A Stormwater Farm is Born
The idea to pursue an urban farm concept began with the goal to pioneer green stormwater infrastructure solutions that maximize benefits to the local community, and engage residents in design, construction, and maintenance to ensure the long-term success of installations. Through our community engagement process, our team identified the First District community’s deep desire to increase access to fresh produce and create new jobs. This made the urban farm concept an ideal fit for the community.
The working urban farm, which produces locally grown flowers, food and timber, and provides youth internships and adult apprenticeships, offers a lush backdrop to the Ribbon Cutting ceremony. Raised beds are overflowing with thriving crops of kale, collard greens, and okra. When The gitm Foundation’s Dwayne Harris takes the mic, he explains that their Urban Agriculture Apprenticeship Program hosted here will take up to 20 participants each year to cultivate produce, cut flowers, and learn how to sell their products at local farmers markets.

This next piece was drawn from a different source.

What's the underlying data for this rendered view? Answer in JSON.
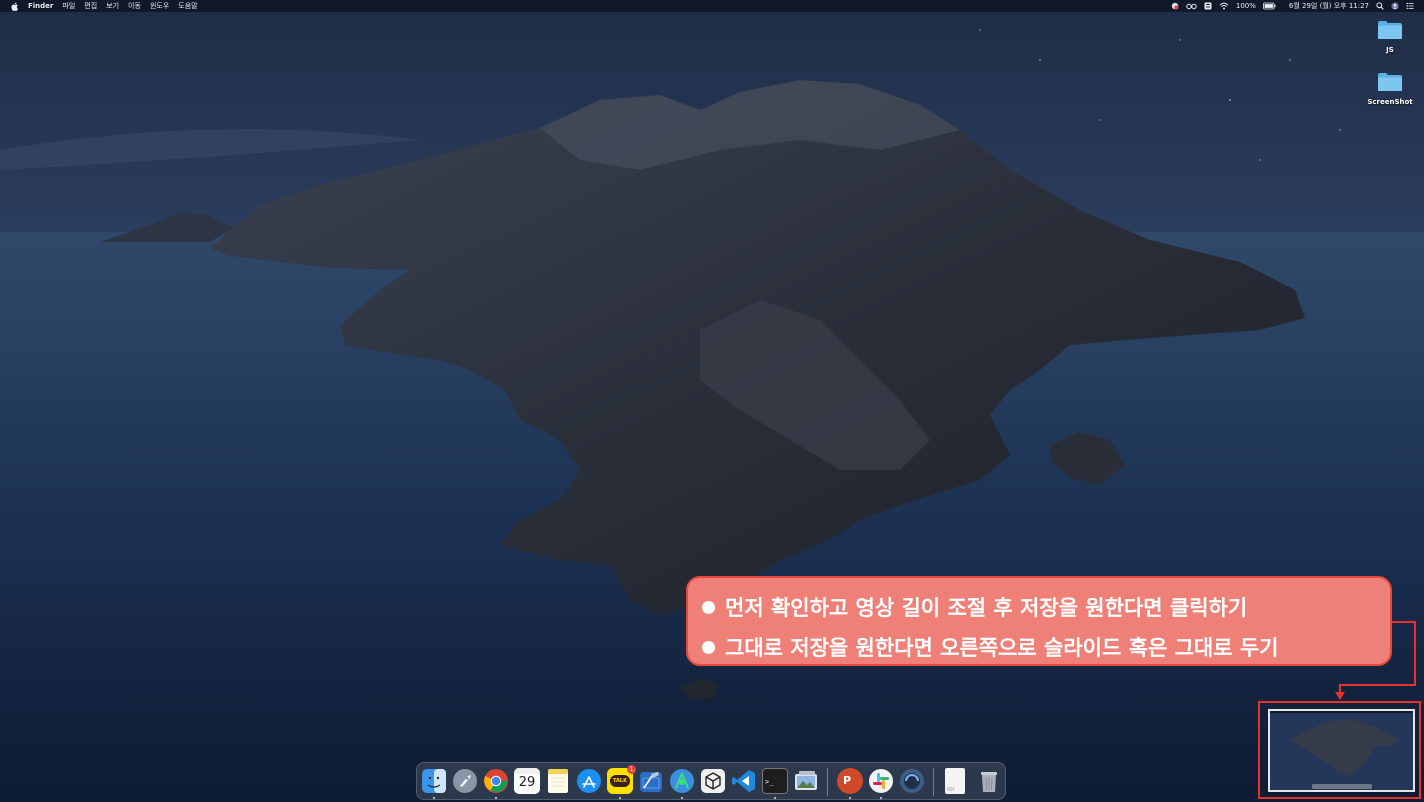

With a smile, he proudly states that his apprentices sold out of Well Farm-grown produce this morning at the Riverfront Farmers Market.
The activity and excitement of the ribbon cutting draw to a close, but the impact on the local community and environment is just beginning; the stormwater forest, the raised beds, and bioswale together will manage 1.3M gallons of stormwater each year and energize the next phases of community-driven green infrastructure development.
Source: Meeting of the Minds
This article is culled from daily press coverage from around the world. It is posted on the Urban Gateway by way of keeping all users informed about matters of interest. The opinion expressed in this article is that of the author and in no way reflects the opinion of UN-Habitat.